Your task >> Print out the entries, word for word.

Stored items:
************

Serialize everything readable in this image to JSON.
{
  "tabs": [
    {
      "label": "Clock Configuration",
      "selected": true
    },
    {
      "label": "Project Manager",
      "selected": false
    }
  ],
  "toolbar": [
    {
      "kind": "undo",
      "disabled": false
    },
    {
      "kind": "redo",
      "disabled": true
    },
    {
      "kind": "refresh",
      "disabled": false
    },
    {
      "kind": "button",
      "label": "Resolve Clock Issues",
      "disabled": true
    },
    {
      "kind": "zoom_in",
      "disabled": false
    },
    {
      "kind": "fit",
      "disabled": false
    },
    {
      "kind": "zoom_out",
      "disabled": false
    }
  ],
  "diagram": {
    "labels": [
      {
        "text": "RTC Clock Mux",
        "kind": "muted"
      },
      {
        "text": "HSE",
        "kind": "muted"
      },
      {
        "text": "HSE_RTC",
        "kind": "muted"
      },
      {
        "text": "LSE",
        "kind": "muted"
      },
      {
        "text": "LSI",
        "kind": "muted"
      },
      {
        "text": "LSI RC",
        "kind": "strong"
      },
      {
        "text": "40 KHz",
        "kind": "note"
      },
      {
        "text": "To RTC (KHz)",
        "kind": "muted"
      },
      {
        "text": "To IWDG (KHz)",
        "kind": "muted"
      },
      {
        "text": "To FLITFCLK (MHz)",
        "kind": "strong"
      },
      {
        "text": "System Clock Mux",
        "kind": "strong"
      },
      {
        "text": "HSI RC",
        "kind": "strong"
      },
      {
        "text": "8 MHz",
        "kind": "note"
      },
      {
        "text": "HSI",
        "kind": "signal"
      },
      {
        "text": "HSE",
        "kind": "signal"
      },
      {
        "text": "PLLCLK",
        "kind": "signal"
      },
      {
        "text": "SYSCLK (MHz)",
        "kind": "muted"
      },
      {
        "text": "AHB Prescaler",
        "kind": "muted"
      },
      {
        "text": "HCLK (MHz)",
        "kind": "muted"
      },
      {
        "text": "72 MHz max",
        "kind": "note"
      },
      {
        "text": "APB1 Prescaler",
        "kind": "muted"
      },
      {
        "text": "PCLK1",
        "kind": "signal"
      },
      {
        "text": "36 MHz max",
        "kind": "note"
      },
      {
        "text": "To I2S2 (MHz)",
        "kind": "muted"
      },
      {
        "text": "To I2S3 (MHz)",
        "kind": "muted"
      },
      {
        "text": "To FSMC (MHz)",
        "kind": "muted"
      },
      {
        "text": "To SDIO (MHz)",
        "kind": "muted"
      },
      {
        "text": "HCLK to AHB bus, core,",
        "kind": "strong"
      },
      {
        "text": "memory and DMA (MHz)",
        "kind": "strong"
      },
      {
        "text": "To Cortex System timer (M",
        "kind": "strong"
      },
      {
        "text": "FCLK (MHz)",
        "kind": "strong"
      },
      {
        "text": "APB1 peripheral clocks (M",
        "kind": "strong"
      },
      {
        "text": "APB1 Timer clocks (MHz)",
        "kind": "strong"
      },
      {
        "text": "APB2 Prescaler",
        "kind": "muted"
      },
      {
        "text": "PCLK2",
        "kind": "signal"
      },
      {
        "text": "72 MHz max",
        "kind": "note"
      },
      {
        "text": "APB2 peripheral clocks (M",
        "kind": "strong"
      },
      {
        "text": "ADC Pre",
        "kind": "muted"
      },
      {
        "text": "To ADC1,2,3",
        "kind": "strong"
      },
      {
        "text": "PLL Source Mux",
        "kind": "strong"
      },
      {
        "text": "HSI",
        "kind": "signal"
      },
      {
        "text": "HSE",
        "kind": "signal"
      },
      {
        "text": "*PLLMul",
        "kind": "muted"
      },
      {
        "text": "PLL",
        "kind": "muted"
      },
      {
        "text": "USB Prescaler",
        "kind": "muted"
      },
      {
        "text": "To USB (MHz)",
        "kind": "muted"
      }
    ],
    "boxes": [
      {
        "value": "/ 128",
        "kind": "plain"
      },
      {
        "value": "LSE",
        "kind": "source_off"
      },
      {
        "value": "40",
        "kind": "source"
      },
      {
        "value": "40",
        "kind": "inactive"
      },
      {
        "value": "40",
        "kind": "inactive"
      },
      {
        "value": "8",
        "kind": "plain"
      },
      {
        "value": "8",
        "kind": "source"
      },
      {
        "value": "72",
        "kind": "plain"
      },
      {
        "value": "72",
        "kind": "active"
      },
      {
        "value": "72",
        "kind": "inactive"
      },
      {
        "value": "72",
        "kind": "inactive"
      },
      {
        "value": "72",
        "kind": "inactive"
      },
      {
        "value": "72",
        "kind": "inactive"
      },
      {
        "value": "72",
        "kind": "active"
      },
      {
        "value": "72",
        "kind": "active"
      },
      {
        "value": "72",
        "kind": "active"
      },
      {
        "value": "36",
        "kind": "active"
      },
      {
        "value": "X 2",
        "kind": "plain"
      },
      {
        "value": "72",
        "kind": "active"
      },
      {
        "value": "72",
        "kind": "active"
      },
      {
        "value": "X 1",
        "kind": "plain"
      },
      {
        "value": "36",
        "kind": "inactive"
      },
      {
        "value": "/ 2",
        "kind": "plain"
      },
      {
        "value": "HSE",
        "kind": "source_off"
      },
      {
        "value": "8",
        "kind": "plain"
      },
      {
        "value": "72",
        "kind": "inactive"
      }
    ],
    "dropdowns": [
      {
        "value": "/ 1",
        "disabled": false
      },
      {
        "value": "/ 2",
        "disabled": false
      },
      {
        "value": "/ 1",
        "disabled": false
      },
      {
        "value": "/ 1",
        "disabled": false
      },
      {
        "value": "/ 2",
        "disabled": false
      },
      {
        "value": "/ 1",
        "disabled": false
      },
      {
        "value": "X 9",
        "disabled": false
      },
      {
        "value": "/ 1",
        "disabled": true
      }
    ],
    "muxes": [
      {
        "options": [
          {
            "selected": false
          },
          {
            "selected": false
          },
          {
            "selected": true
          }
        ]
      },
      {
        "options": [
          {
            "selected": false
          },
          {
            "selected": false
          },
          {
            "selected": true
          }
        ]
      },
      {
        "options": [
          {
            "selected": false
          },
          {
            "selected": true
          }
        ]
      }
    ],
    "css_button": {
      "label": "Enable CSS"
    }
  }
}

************

The completed task >>
Serialize everything readable in this image to JSON.
{
  "tabs": [
    {
      "label": "Clock Configuration",
      "selected": true
    },
    {
      "label": "Project Manager",
      "selected": false
    }
  ],
  "toolbar": [
    {
      "kind": "undo",
      "disabled": false
    },
    {
      "kind": "redo",
      "disabled": true
    },
    {
      "kind": "refresh",
      "disabled": false
    },
    {
      "kind": "button",
      "label": "Resolve Clock Issues",
      "disabled": true
    },
    {
      "kind": "zoom_in",
      "disabled": false
    },
    {
      "kind": "fit",
      "disabled": false
    },
    {
      "kind": "zoom_out",
      "disabled": false
    }
  ],
  "diagram": {
    "labels": [
      {
        "text": "RTC Clock Mux",
        "kind": "muted"
      },
      {
        "text": "HSE",
        "kind": "muted"
      },
      {
        "text": "HSE_RTC",
        "kind": "muted"
      },
      {
        "text": "LSE",
        "kind": "muted"
      },
      {
        "text": "LSI",
        "kind": "muted"
      },
      {
        "text": "LSI RC",
        "kind": "strong"
      },
      {
        "text": "40 KHz",
        "kind": "note"
      },
      {
        "text": "To RTC (KHz)",
        "kind": "muted"
      },
      {
        "text": "To IWDG (KHz)",
        "kind": "muted"
      },
      {
        "text": "To FLITFCLK (MHz)",
        "kind": "strong"
      },
      {
        "text": "System Clock Mux",
        "kind": "strong"
      },
      {
        "text": "HSI RC",
        "kind": "strong"
      },
      {
        "text": "8 MHz",
        "kind": "note"
      },
      {
        "text": "HSI",
        "kind": "signal"
      },
      {
        "text": "HSE",
        "kind": "signal"
      },
      {
        "text": "PLLCLK",
        "kind": "signal"
      },
      {
        "text": "SYSCLK (MHz)",
        "kind": "muted"
      },
      {
        "text": "AHB Prescaler",
        "kind": "muted"
      },
      {
        "text": "HCLK (MHz)",
        "kind": "muted"
      },
      {
        "text": "72 MHz max",
        "kind": "note"
      },
      {
        "text": "APB1 Prescaler",
        "kind": "muted"
      },
      {
        "text": "PCLK1",
        "kind": "signal"
      },
      {
        "text": "36 MHz max",
        "kind": "note"
      },
      {
        "text": "To I2S2 (MHz)",
        "kind": "muted"
      },
      {
        "text": "To I2S3 (MHz)",
        "kind": "muted"
      },
      {
        "text": "To FSMC (MHz)",
        "kind": "muted"
      },
      {
        "text": "To SDIO (MHz)",
        "kind": "muted"
      },
      {
        "text": "HCLK to AHB bus, core,",
        "kind": "strong"
      },
      {
        "text": "memory and DMA (MHz)",
        "kind": "strong"
      },
      {
        "text": "To Cortex System timer (M",
        "kind": "strong"
      },
      {
        "text": "FCLK (MHz)",
        "kind": "strong"
      },
      {
        "text": "APB1 peripheral clocks (M",
        "kind": "strong"
      },
      {
        "text": "APB1 Timer clocks (MHz)",
        "kind": "strong"
      },
      {
        "text": "APB2 Prescaler",
        "kind": "muted"
      },
      {
        "text": "PCLK2",
        "kind": "signal"
      },
      {
        "text": "72 MHz max",
        "kind": "note"
      },
      {
        "text": "APB2 peripheral clocks (M",
        "kind": "strong"
      },
      {
        "text": "ADC Pre",
        "kind": "muted"
      },
      {
        "text": "To ADC1,2,3",
        "kind": "strong"
      },
      {
        "text": "PLL Source Mux",
        "kind": "strong"
      },
      {
        "text": "HSI",
        "kind": "signal"
      },
      {
        "text": "HSE",
        "kind": "signal"
      },
      {
        "text": "*PLLMul",
        "kind": "muted"
      },
      {
        "text": "PLL",
        "kind": "muted"
      },
      {
        "text": "USB Prescaler",
        "kind": "muted"
      },
      {
        "text": "To USB (MHz)",
        "kind": "muted"
      }
    ],
    "boxes": [
      {
        "value": "/ 128",
        "kind": "plain"
      },
      {
        "value": "LSE",
        "kind": "source_off"
      },
      {
        "value": "40",
        "kind": "source"
      },
      {
        "value": "40",
        "kind": "inactive"
      },
      {
        "value": "40",
        "kind": "inactive"
      },
      {
        "value": "8",
        "kind": "plain"
      },
      {
        "value": "8",
        "kind": "source"
      },
      {
        "value": "72",
        "kind": "plain"
      },
      {
        "value": "72",
        "kind": "active"
      },
      {
        "value": "72",
        "kind": "inactive"
      },
      {
        "value": "72",
        "kind": "inactive"
      },
      {
        "value": "72",
        "kind": "inactive"
      },
      {
        "value": "72",
        "kind": "inactive"
      },
      {
        "value": "72",
        "kind": "active"
      },
      {
        "value": "72",
        "kind": "active"
      },
      {
        "value": "72",
        "kind": "active"
      },
      {
        "value": "36",
        "kind": "active"
      },
      {
        "value": "X 2",
        "kind": "plain"
      },
      {
        "value": "72",
        "kind": "active"
      },
      {
        "value": "72",
        "kind": "active"
      },
      {
        "value": "X 1",
        "kind": "plain"
      },
      {
        "value": "36",
        "kind": "inactive"
      },
      {
        "value": "/ 2",
        "kind": "plain"
      },
      {
        "value": "HSE",
        "kind": "source_off"
      },
      {
        "value": "8",
        "kind": "plain"
      },
      {
        "value": "72",
        "kind": "inactive"
      }
    ],
    "dropdowns": [
      {
        "value": "/ 1",
        "disabled": false
      },
      {
        "value": "/ 2",
        "disabled": false
      },
      {
        "value": "/ 1",
        "disabled": false
      },
      {
        "value": "/ 1",
        "disabled": false
      },
      {
        "value": "/ 2",
        "disabled": false
      },
      {
        "value": "/ 1",
        "disabled": false
      },
      {
        "value": "X 9",
        "disabled": false
      },
      {
        "value": "/ 1",
        "disabled": true
      }
    ],
    "muxes": [
      {
        "options": [
          {
            "selected": false
          },
          {
            "selected": false
          },
          {
            "selected": true
          }
        ]
      },
      {
        "options": [
          {
            "selected": false
          },
          {
            "selected": false
          },
          {
            "selected": true
          }
        ]
      },
      {
        "options": [
          {
            "selected": false
          },
          {
            "selected": true
          }
        ]
      }
    ],
    "css_button": {
      "label": "Enable CSS"
    }
  }
}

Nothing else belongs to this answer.